). Thus, in this scenario, to not use violence is to support an unjust regime and hence violence plays a role in the service of justice, especially when the demand for justice is urgent. However, this is not the same as saying that religious events must end by supporting violence. The political signification of violence in justice will be transcended by religious charity and love after justice has been served. In other words, violence cannot be justified ontologically as a reaction to the divine, but it can be seen as a by-product of justice, which is a secondary and only temporary concession. Religious leaders bear political responsibility for the cause of justice and therefore can fall in line with a revolutionary populace when the state is violent towards its people. Yet, they are nowise simply political leaders, because they have “plus” responsibilities, which extend beyond political ones. Hence, Appleby’s argument does not legitimate violence on an ontological level, but only on a functional level, as far as justice is concerned.
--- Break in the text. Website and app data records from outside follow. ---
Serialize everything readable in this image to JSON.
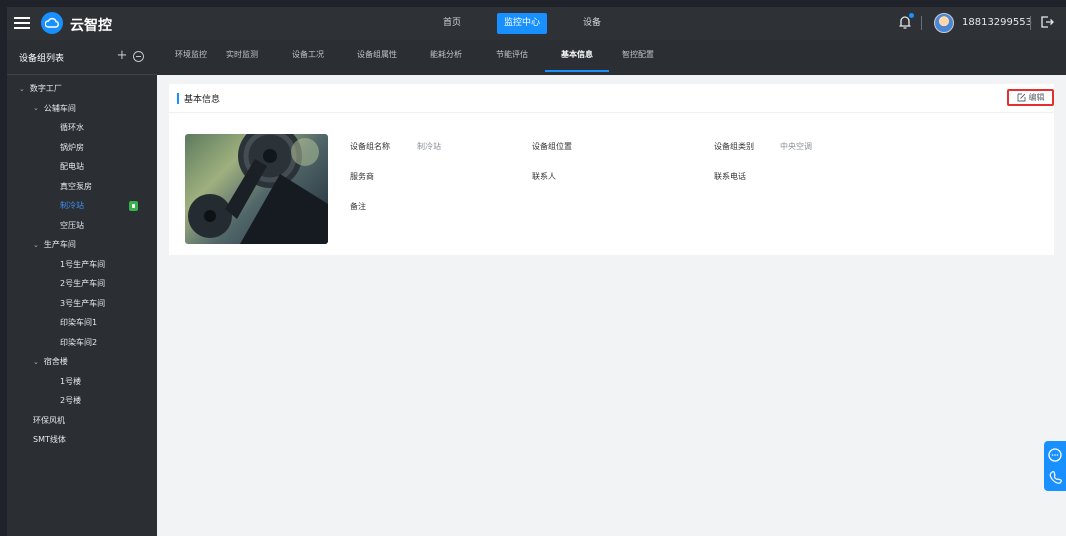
{
  "app": {
    "title": "云智控",
    "user": "18813299553"
  },
  "nav": [
    "首页",
    "监控中心",
    "设备"
  ],
  "nav_active": 1,
  "sidebar": {
    "title": "设备组列表",
    "tree": [
      {
        "label": "数字工厂",
        "level": 0,
        "expand": true
      },
      {
        "label": "公辅车间",
        "level": 1,
        "expand": true
      },
      {
        "label": "循环水",
        "level": 2
      },
      {
        "label": "锅炉房",
        "level": 2
      },
      {
        "label": "配电站",
        "level": 2
      },
      {
        "label": "真空泵房",
        "level": 2
      },
      {
        "label": "制冷站",
        "level": 2,
        "active": true
      },
      {
        "label": "空压站",
        "level": 2
      },
      {
        "label": "生产车间",
        "level": 1,
        "expand": true
      },
      {
        "label": "1号生产车间",
        "level": 2
      },
      {
        "label": "2号生产车间",
        "level": 2
      },
      {
        "label": "3号生产车间",
        "level": 2
      },
      {
        "label": "印染车间1",
        "level": 2
      },
      {
        "label": "印染车间2",
        "level": 2
      },
      {
        "label": "宿舍楼",
        "level": 1,
        "expand": true
      },
      {
        "label": "1号楼",
        "level": 2
      },
      {
        "label": "2号楼",
        "level": 2
      },
      {
        "label": "环保风机",
        "level": 1
      },
      {
        "label": "SMT线体",
        "level": 1
      }
    ]
  },
  "tabs": [
    "环境监控",
    "实时监测",
    "设备工况",
    "设备组属性",
    "能耗分析",
    "节能评估",
    "基本信息",
    "智控配置"
  ],
  "tab_active": 6,
  "card": {
    "title": "基本信息",
    "edit_label": "编辑",
    "fields": {
      "name_label": "设备组名称",
      "name_value": "制冷站",
      "location_label": "设备组位置",
      "location_value": "",
      "type_label": "设备组类别",
      "type_value": "中央空调",
      "vendor_label": "服务商",
      "vendor_value": "",
      "contact_label": "联系人",
      "contact_value": "",
      "phone_label": "联系电话",
      "phone_value": "",
      "remark_label": "备注",
      "remark_value": ""
    }
  },
  "colors": {
    "accent": "#1890ff",
    "topbar": "#2e3135",
    "sidebar": "#2b2e33",
    "highlight": "#e62e2e"
  }
}
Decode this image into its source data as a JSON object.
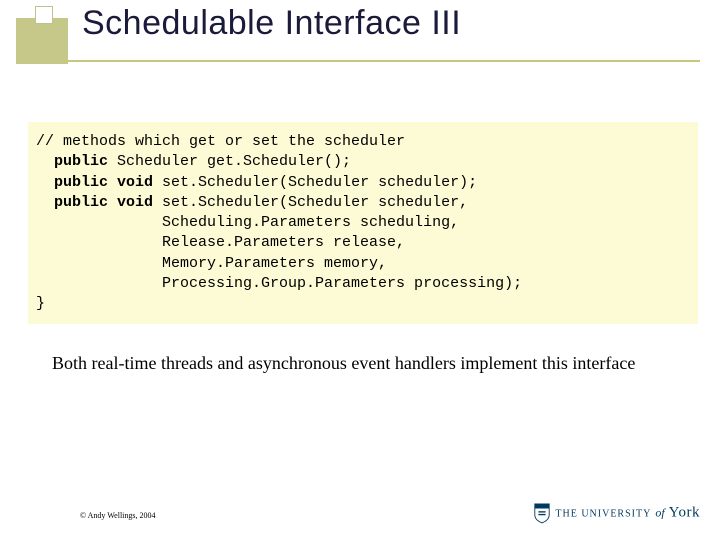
{
  "title": "Schedulable Interface III",
  "code": {
    "comment": "// methods which get or set the scheduler",
    "l1a": "  public",
    "l1b": " Scheduler get.Scheduler();",
    "l2a": "  public",
    "l2b": " void",
    "l2c": " set.Scheduler(Scheduler scheduler);",
    "l3a": "  public",
    "l3b": " void",
    "l3c": " set.Scheduler(Scheduler scheduler,",
    "l4": "              Scheduling.Parameters scheduling,",
    "l5": "              Release.Parameters release,",
    "l6": "              Memory.Parameters memory,",
    "l7": "              Processing.Group.Parameters processing);",
    "close": "}"
  },
  "body": "Both real-time threads and asynchronous event handlers implement this interface",
  "copyright": "© Andy Wellings, 2004",
  "logo": {
    "line1": "THE UNIVERSITY",
    "of": "of",
    "york": "York"
  }
}
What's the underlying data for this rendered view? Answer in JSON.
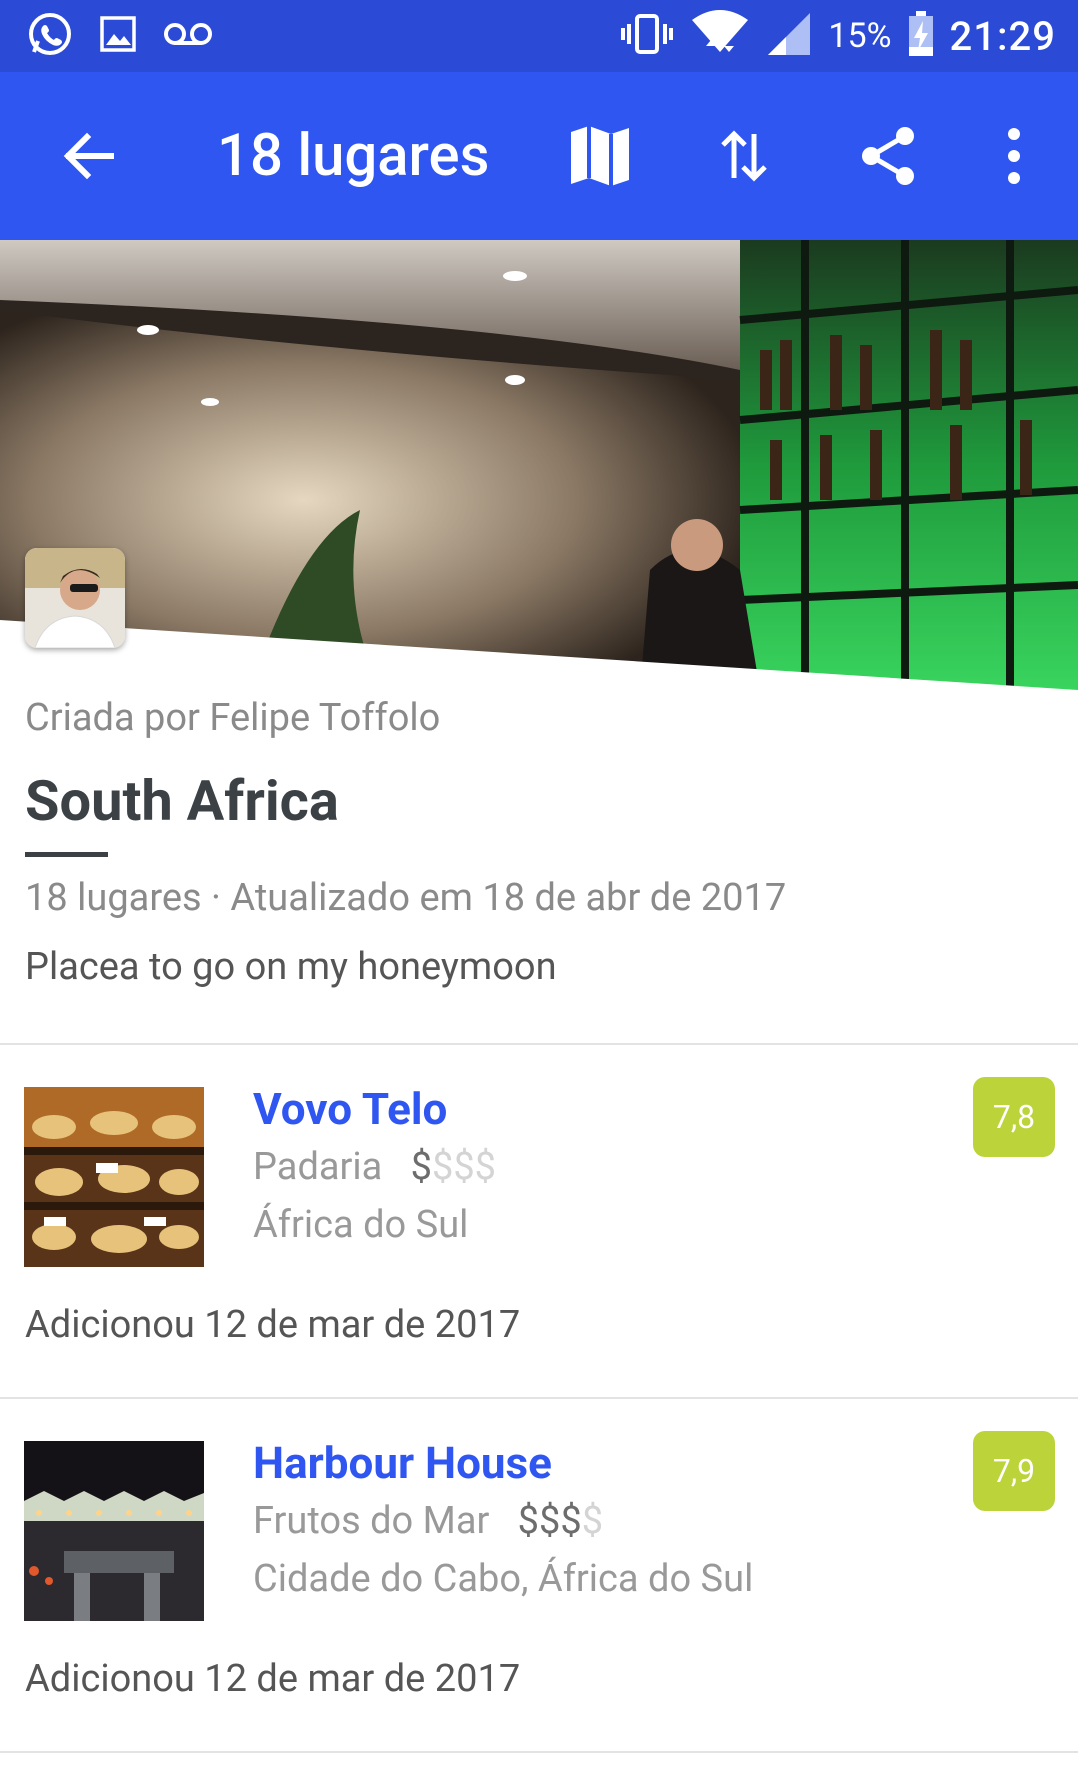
{
  "status_bar": {
    "battery": "15%",
    "time": "21:29",
    "icons": [
      "whatsapp-icon",
      "gallery-icon",
      "voicemail-icon",
      "vibrate-icon",
      "wifi-icon",
      "signal-icon",
      "battery-charging-icon"
    ]
  },
  "app_bar": {
    "title": "18 lugares",
    "actions": [
      "back-arrow-icon",
      "map-icon",
      "sort-icon",
      "share-icon",
      "more-vert-icon"
    ]
  },
  "list_info": {
    "created_by": "Criada por Felipe Toffolo",
    "title": "South Africa",
    "updated": "18 lugares · Atualizado em 18 de abr de 2017",
    "description": "Placea to go on my honeymoon"
  },
  "places": [
    {
      "name": "Vovo Telo",
      "category": "Padaria",
      "price_active": "$",
      "price_inactive": "$$$",
      "location": "África do Sul",
      "added": "Adicionou 12 de mar de 2017",
      "score": "7,8"
    },
    {
      "name": "Harbour House",
      "category": "Frutos do Mar",
      "price_active": "$$$",
      "price_inactive": "$",
      "location": "Cidade do Cabo, África do Sul",
      "added": "Adicionou 12 de mar de 2017",
      "score": "7,9"
    }
  ],
  "colors": {
    "status_bar": "#2b4bd6",
    "app_bar": "#2f56f0",
    "place_name": "#2f56f0",
    "score_badge": "#bcd43a",
    "title_text": "#3b4145"
  }
}
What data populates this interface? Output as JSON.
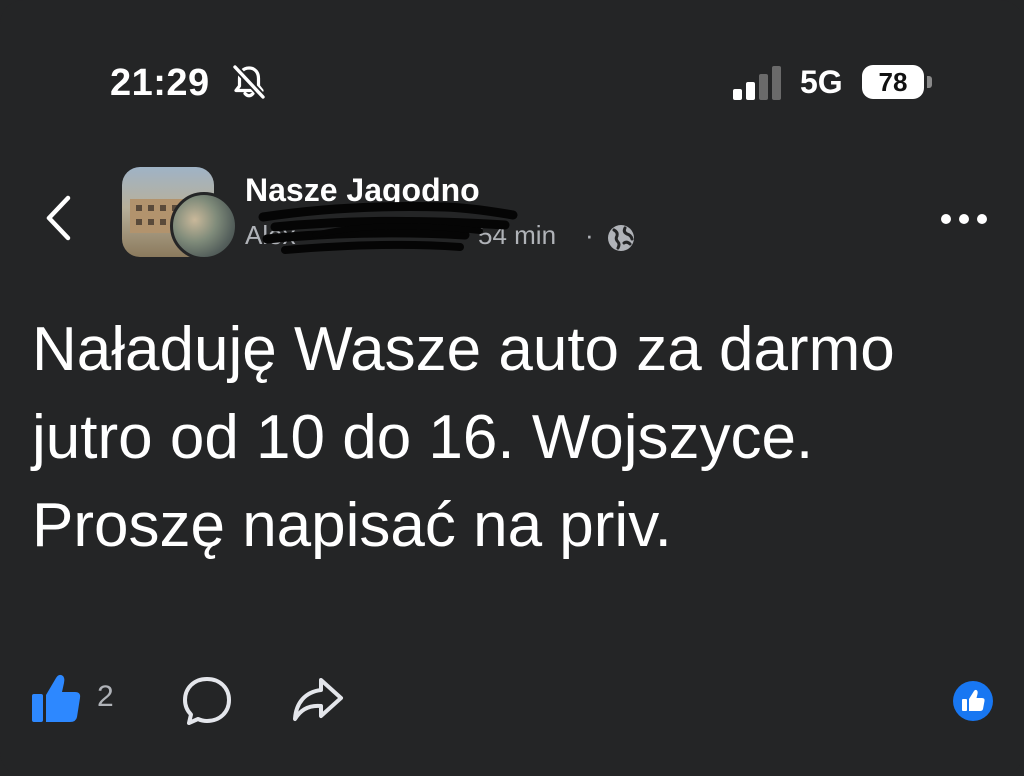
{
  "status_bar": {
    "time": "21:29",
    "network": "5G",
    "battery": "78"
  },
  "post": {
    "group_name": "Nasze Jagodno",
    "author": "Alex",
    "time_ago": "54 min",
    "separator": "·",
    "text": "Naładuję Wasze auto za darmo jutro od 10 do 16. Wojszyce. Proszę napisać na priv.",
    "like_count": "2"
  },
  "colors": {
    "background": "#242526",
    "text_primary": "#ffffff",
    "text_secondary": "#b0b3b8",
    "accent_blue": "#1877f2",
    "like_blue": "#2d88ff"
  },
  "icons": {
    "mute": "bell-slash-icon",
    "signal": "cellular-signal-icon",
    "back": "chevron-left-icon",
    "privacy": "globe-icon",
    "more": "more-dots-icon",
    "like": "thumbs-up-icon",
    "comment": "comment-bubble-icon",
    "share": "share-arrow-icon",
    "reaction": "like-reaction-badge-icon"
  }
}
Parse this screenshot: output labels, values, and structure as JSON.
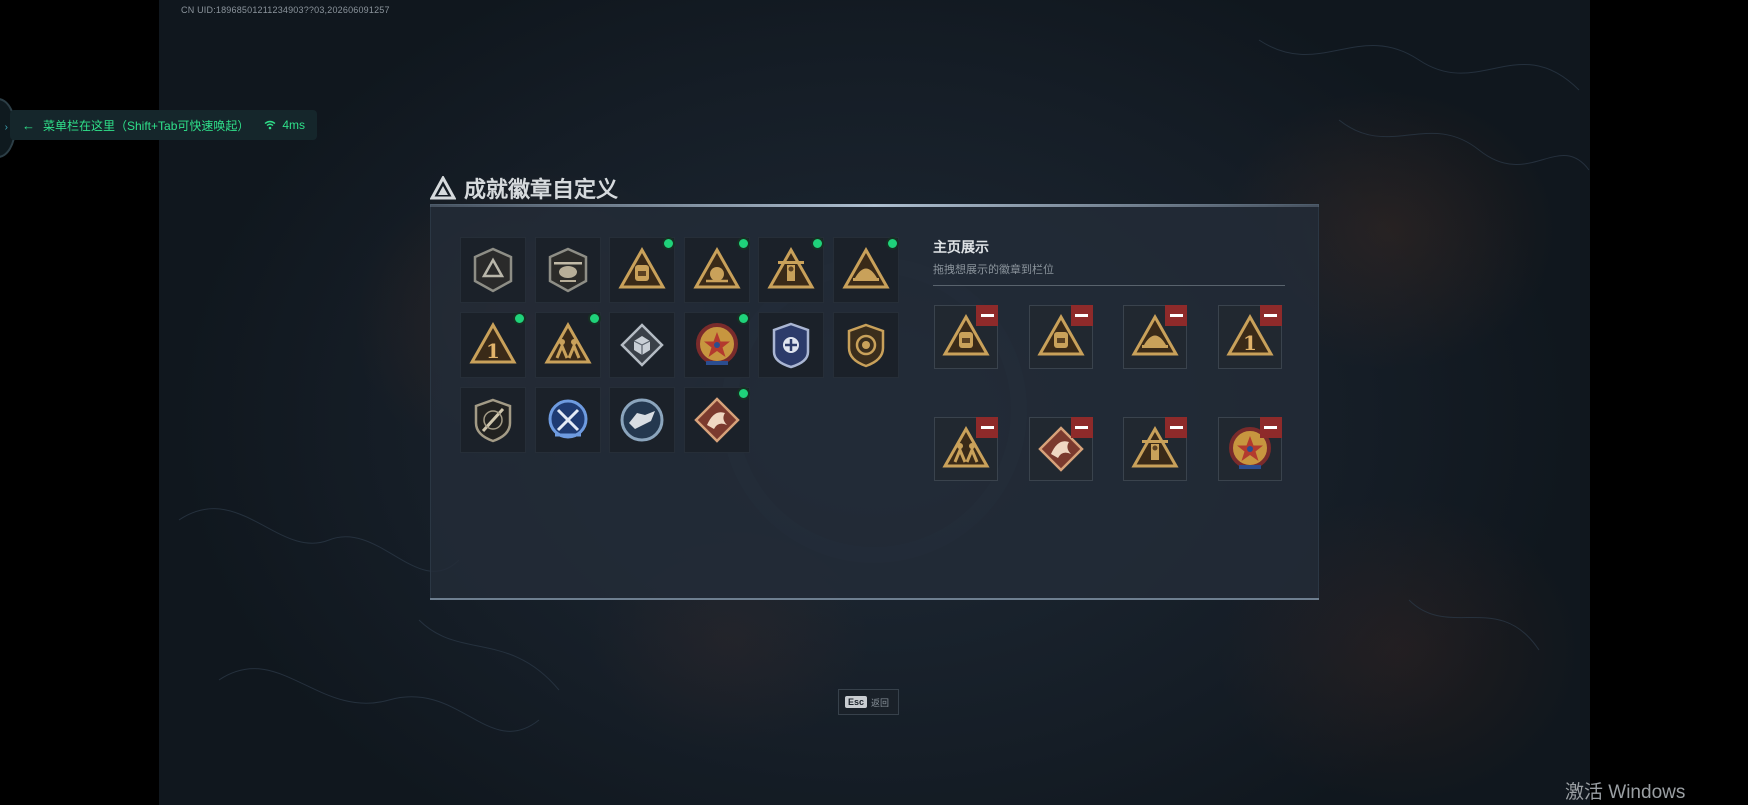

I accept that Appleby is correct to highlight the ambivalent role of violence in religion and to claim that “religious actors play this critical and positive role in world affairs not when they moderate their religion or marginalize their deeply held, vividly symbolized, and often highly particular beliefs in a higher order of love and justice” (Appleby 2000, p. 16
). Yet, I argue that violence itself is only thereby allowed in the sense of its function in achieving justice. Resistance and militant actions are legitimate as regards the aim of establishing a just society. Violence does not have an ontological status in religion, and the ambivalence in question is actually between peace and justice, where violence is secondary. In order to gain a more comprehensive picture of the religious ambivalence towards violence, one needs, rather, to examine the dynamics between religion and justice. For this purpose, I will turn to explore Emmanuel Levinas’s notion of ambivalence, making the argument that it is only through Levinasian ambivalence that Appleby’s proposition on re-examining violence in religion can be reached.
For Levinas scholars, Levinas’s notion of ambiguity (ambivalence) signifies the relationship between being and otherwise than being. It is a common observation that “being” in Levinas has the connotation of the ontological totality of the same, which does violence to the alterity for the sake of its own egological movement. Despite his critique of the Western ontological tradition, Levinas does not deny the necessity of the dialectical relation between being and otherwise than being, that is, between the violent ontological and the ethical. Similar to Appleby, he utilises the notion of ambivalence/ambiguity to express this dialectic relation, which has deep implications for the relation between religion, peace and justice. Next, I will examine Levinas’s notion of ambiguity, comparing it to Appleby’s use of the term. With Levinas’s new notion of ambiguity, I will endeavour to contribute to an alternative philosophical framework to the understanding of the relation between religion and violence.